Directed by Gregory Connors
Distributed by Left Films
Arcane, demonic terror makes its way from the furthest reaches of Outer Space in Aussie Gregory Connors’ sci-fi/action/horror hybrid Alien Undead, also known under its original title The Dark Lurking. This super-ambitious low budgeter sees a number of survivors forced to fight their way through 13 levels of a top-secret underground research station when all Hell, quite literally, breaks loose as a result of the scientists’ study. Escorted by a squad of heavily armed marines, the survivors are dragged through one Aliens-inspired action-horror setpiece to another and forced to face off against not only the myriad grotesque creatures now prowling the station, but also each other.
The ambition of Alien Undead really can’t be understated. Starting off with a bang, it rarely lets up – resembling a first-person-shooter video game in its lust for constant thrills, swarms of enemies and barrages of gunfire. Set and costume design are, for the most part, excellent, adding an insurmountable layer of production value as strobe lights, spiraling alarm systems and wailing klaxons dominate every corridor. The sense of claustrophobia and panic is most definitely there, and director Connors repeatedly displays a definite cinematic eye with some wonderfully framed shots and slick cinematography. The stand-out feature here, though, is the monster effects. Almost entirely practical, the creature designs are good old man-in-a-suit awesomeness, throwing buckets of blood and slime and walls of teeth and claws at the audience with gleeful abandon. Hell, a Lovecraftian tentacle attack even manages to work its way in there, too.
Unfortunately, that’s largely where the positives end. While principal players Tonia Renee and Bret Kennedy are particularly noteworthy in their roles, it’s only because every single other member of the cast ranges from barely passable to completely awful. Within ten minutes of the runtime you’ll be begging for them to die, and by the time the expository second act kicks in and the background of just what is actually happening in this station begins to unfold, you’ll be cursing out loud and questioning just why every single actor delivers their lines with a degree of stiltedness that makes it sound exactly like they’re sat in a sound booth, recording a dubbing track for some 80s Italian schlock. The dialogue, both as written and as spoken, is consistently unnatural, aggravating and absolutely terminal to the enjoyment of the film. The slower nature of the second act, too, is poorly handled in its effect on the audience – after the slam-bang opening and adrenaline-fueled fight for survival that follows it, the expository break brings everything to a crashing halt. Like driving into a brick wall at a hundred miles an hour, it’s an unpleasant shock to the system, and being populated with the aforementioned performances means Alien Undead quite quickly begins to lose its grip on the audience. By the time the monsters are swarming again and the lead starts flying for the remaining testosterone-filled final act, it’ll be too little, too late for most.

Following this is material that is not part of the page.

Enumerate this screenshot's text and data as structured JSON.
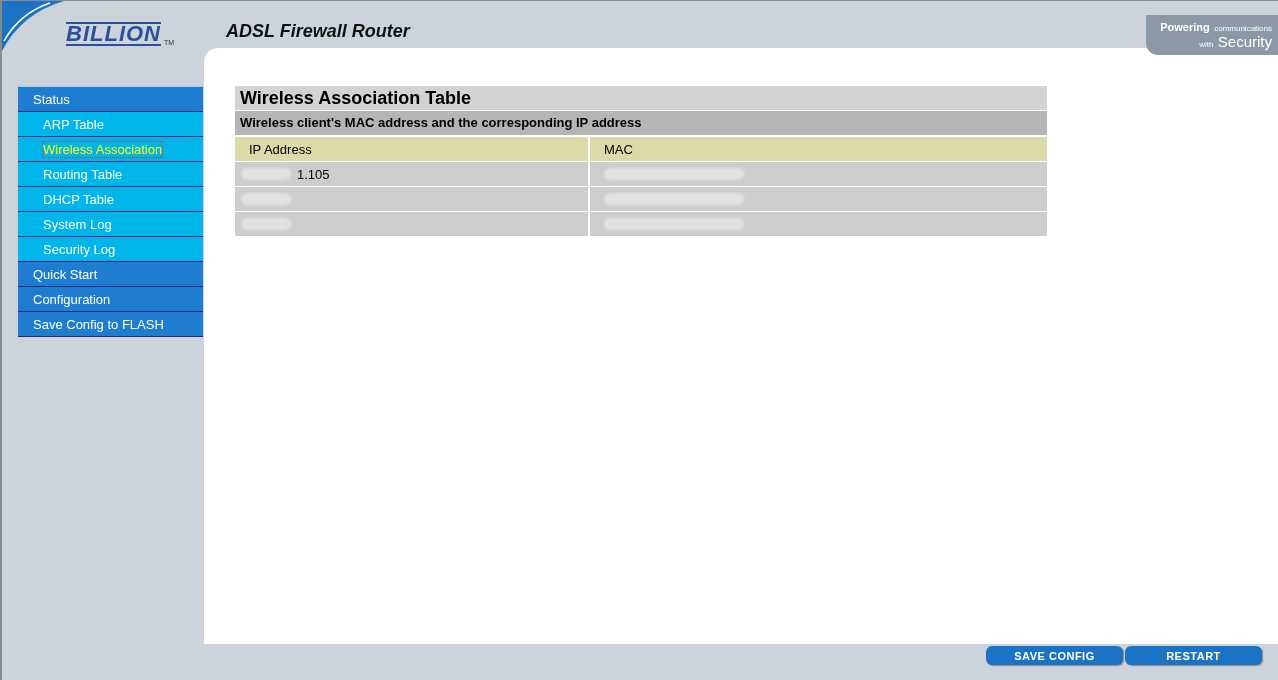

Alien Undead has an interesting, well developed and actually damn cool storyline – not to mention a neat twist ending and appreciable mean streak – but the bad slightly outweighs the good. Those looking for an undemanding monster fix will get what they need with the multitude of fanged beasties on parade but even then will still likely be hard pushed to get beyond the insipid dialogue and dreadful performances. Connors proudly wears his influences on his sleeve and is clearly a man who likes his movies fast, mean, violent and loud; he’s one to look out for, and Alien Undead is a respectable attempt with plenty of love for the genre — but it’s a clear miss nonetheless.
Left Films have given Alien Undead quite a respectable treatment on this DVD release, with a splendid audio-visual presentation that offers up no major issues whatsoever and a neat little selection of special features. First up we have a 25-minute “making of” that features tons of behind-the-scenes footage and info ranging from the effects, stunt work and weapons in use in the film, through to the intricacies of set design and the inevitable sacrifices made when working on a low budget film of such ambitious scope. Backing that up is a short but sweet selection of some pretty nifty concept art that looks like it could have been lifted straight from the pages of an older Dark Horse comic book. Director Gregory Connors’ short film Netherworld pops up next, packing plenty of action in its brief runtime – featuring the angel Gabriel engaged in a demonic cage match before moving on to some rather more goofy John Woo-inspired gunplay. It feels like a potential sales pitch for a TV show or feature film, but just like Alien Undead it features some stellar practical creature effects and is just about silly enough to work. Alien Undead’s trailer rounds out the package.
2 out of 5
3 1/2 out of 5